Sewell Direct, Provo, Utah, took a convoluted route into the computer hardware and home electronics business, beginning in 1983 as a software company devoted to connectivity issues. Naturally its customers needed cables, so the company started selling them along with the software. Then, the commercial Internet came along and the light went on. “We realized we could sell just cables, without the software,” says Preston Wily, vice president of business development. A niche online retailer was born. Connectivity products still dominate its offerings, but now the web site also features iPod accessories, mice, keyboards, storage devices and a host of other odds and ends, and is poised to branch out even further.
The audience is still very techie, though, and so is the staff. Its background in software design isn’t necessary for an Internet retailer, but “it’s a huge advantage,” Wily says. He prefers developing everything in-house, and thinks that in many cases, his reinvented wheels are an improvement. A staff of five programmers handles the web site. (A separate staff still develops commercial connectivity software.)
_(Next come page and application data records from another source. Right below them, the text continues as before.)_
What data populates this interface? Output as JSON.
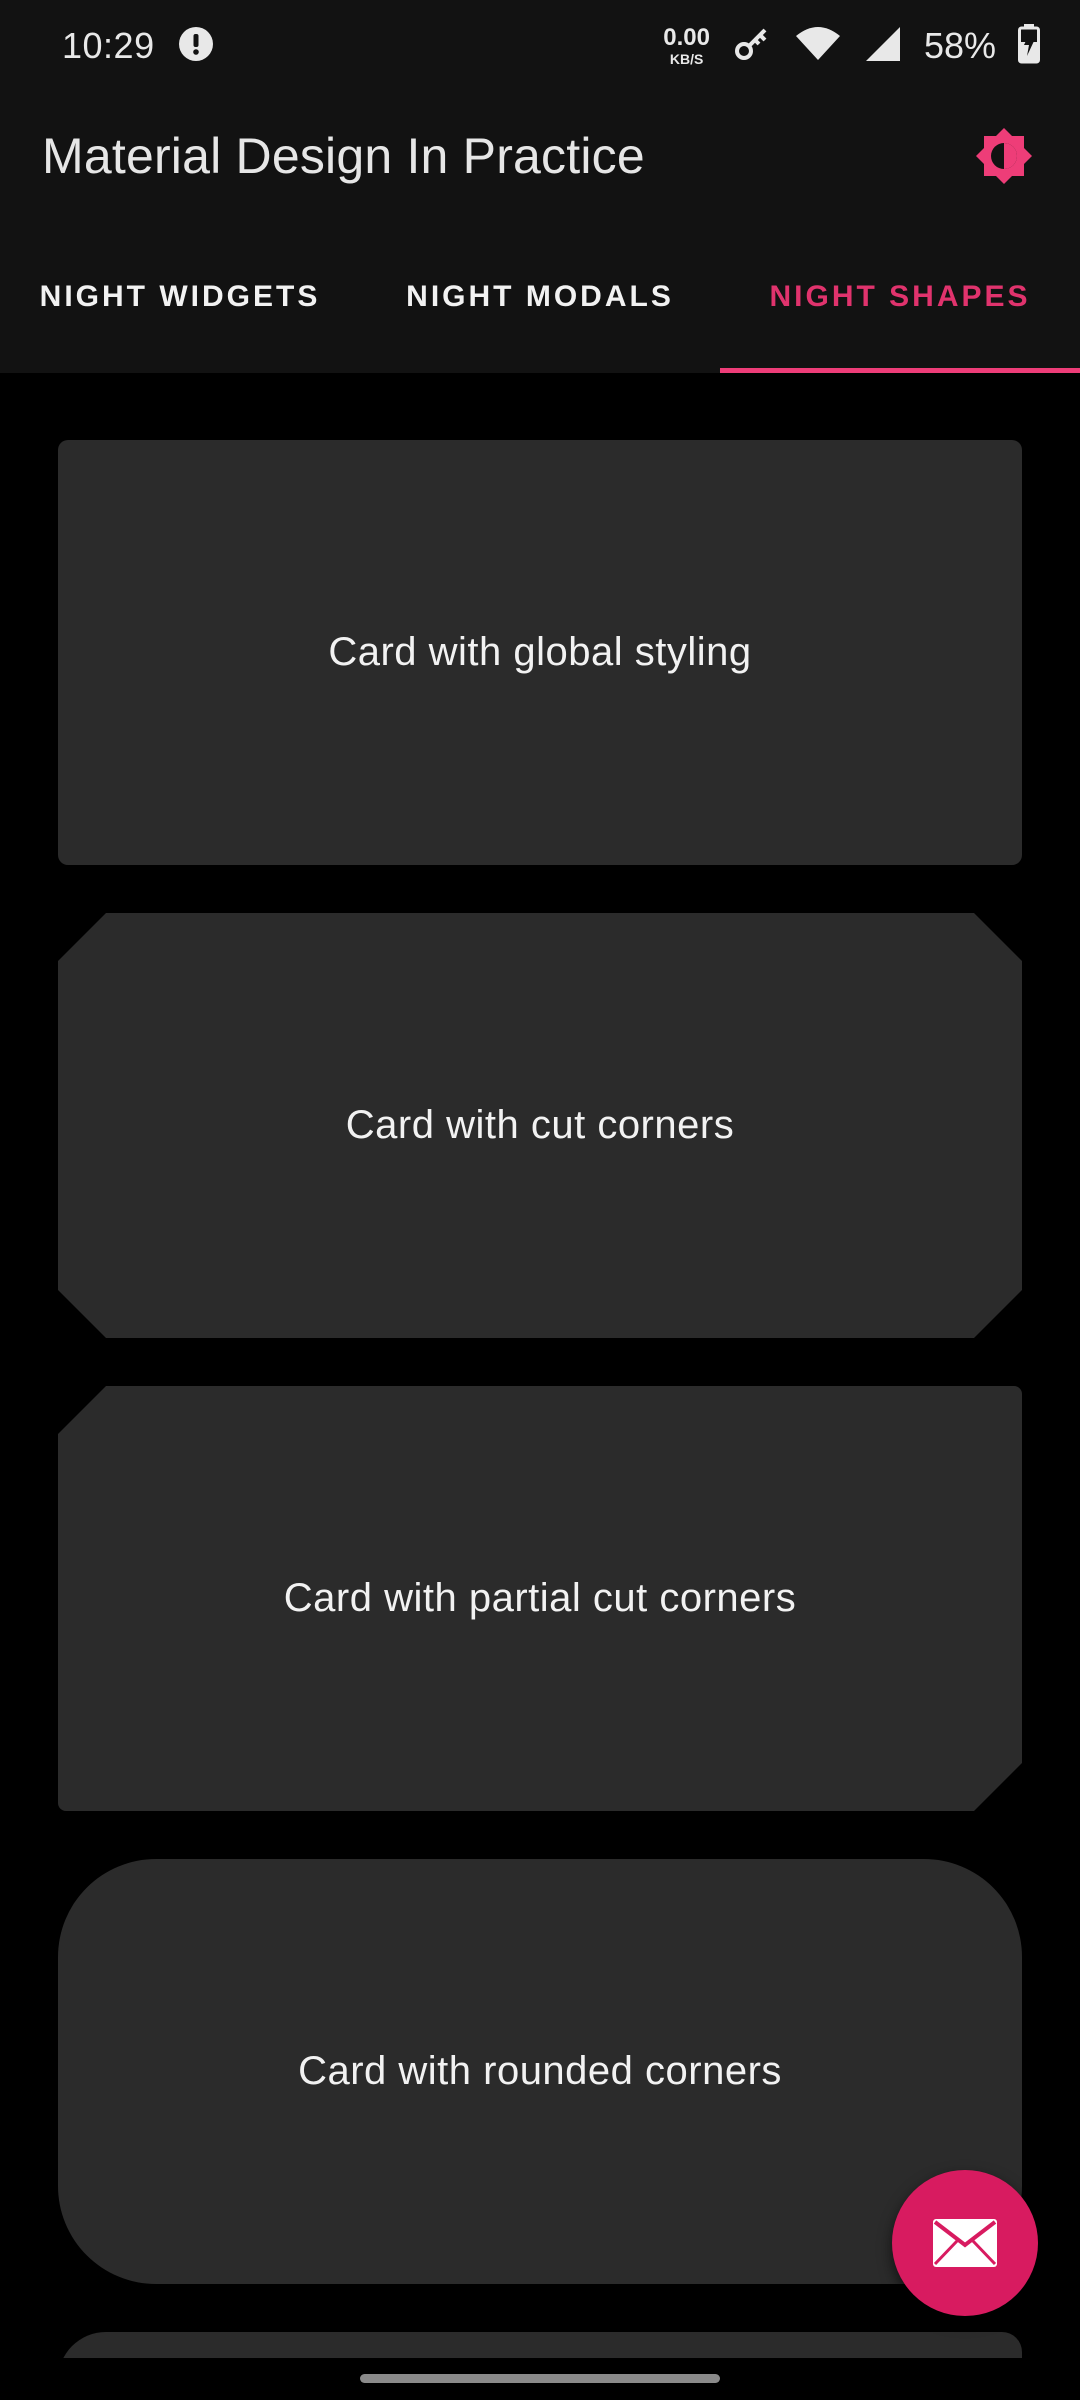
{
  "status_bar": {
    "time": "10:29",
    "net_speed_value": "0.00",
    "net_speed_unit": "KB/S",
    "battery_percent": "58%",
    "icons": [
      "notification-icon",
      "vpn-key-icon",
      "wifi-icon",
      "cell-signal-icon",
      "battery-charging-icon"
    ]
  },
  "app_bar": {
    "title": "Material Design In Practice",
    "action_icon": "brightness-icon",
    "accent_color": "#ee3d78"
  },
  "tabs": [
    {
      "label": "NIGHT WIDGETS",
      "selected": false
    },
    {
      "label": "NIGHT MODALS",
      "selected": false
    },
    {
      "label": "NIGHT SHAPES",
      "selected": true
    }
  ],
  "cards": [
    {
      "label": "Card with global styling"
    },
    {
      "label": "Card with cut corners"
    },
    {
      "label": "Card with partial cut corners"
    },
    {
      "label": "Card with rounded corners"
    }
  ],
  "fab": {
    "icon": "email-icon",
    "color": "#d81b60"
  }
}
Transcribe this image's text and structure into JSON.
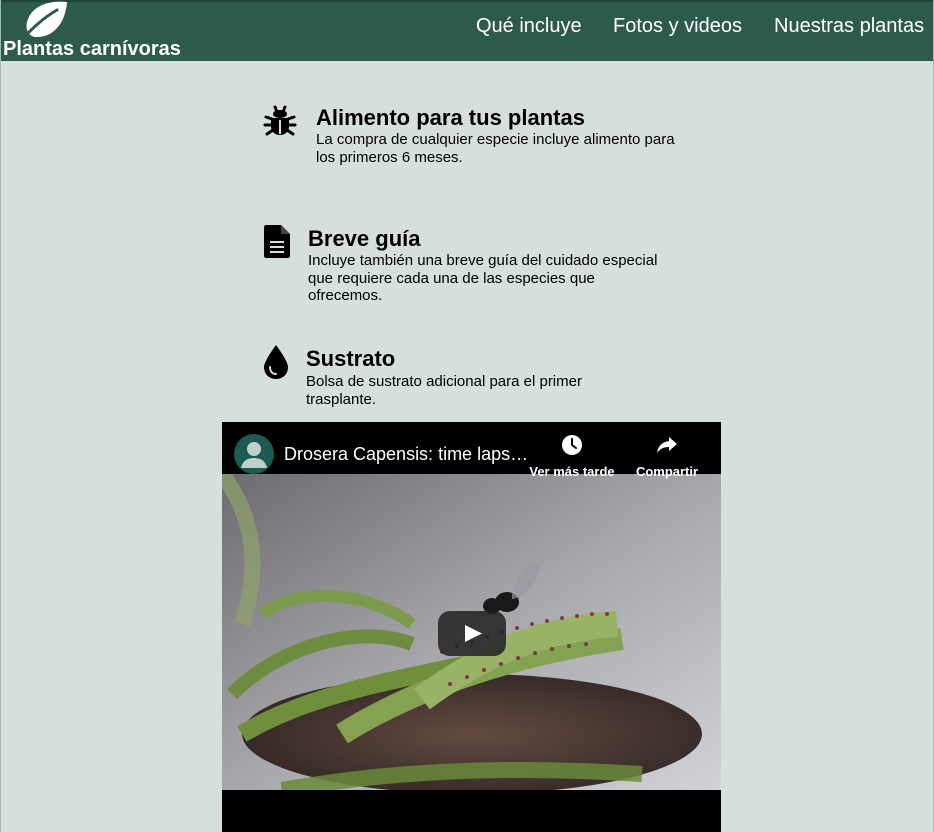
{
  "header": {
    "brand": "Plantas carnívoras",
    "nav": [
      {
        "label": "Qué incluye"
      },
      {
        "label": "Fotos y videos"
      },
      {
        "label": "Nuestras plantas"
      }
    ]
  },
  "features": [
    {
      "icon": "bug-icon",
      "title": "Alimento para tus plantas",
      "text": "La compra de cualquier especie incluye alimento para los primeros 6 meses."
    },
    {
      "icon": "document-icon",
      "title": "Breve guía",
      "text": "Incluye también una breve guía del cuidado especial que requiere cada una de las especies que ofrecemos."
    },
    {
      "icon": "water-drop-icon",
      "title": "Sustrato",
      "text": "Bolsa de sustrato adicional para el primer trasplante."
    }
  ],
  "video": {
    "title": "Drosera Capensis: time laps…",
    "watch_later": "Ver más tarde",
    "share": "Compartir"
  },
  "colors": {
    "header_bg": "#2e5a4a",
    "page_bg": "#d5e0dd"
  }
}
Good shopping engine connectivity is key in a business where many customers are looking for very specific parts, and Wily hasn’t seen what he wants in packaged software, which he says typically offers one standard feed to all the shopping engines, leaving them to parse the information the way they need it. “When we first built, we thought we could get away with one feed to all the engines. They’re smart, but their parsers don’t always get it right, and you don’t appear as high in the results. With a single feed, 20% of our products weren’t showing up in searches.” Sewell Direct’s software does custom feeds to every engine that Wily deems important to its business.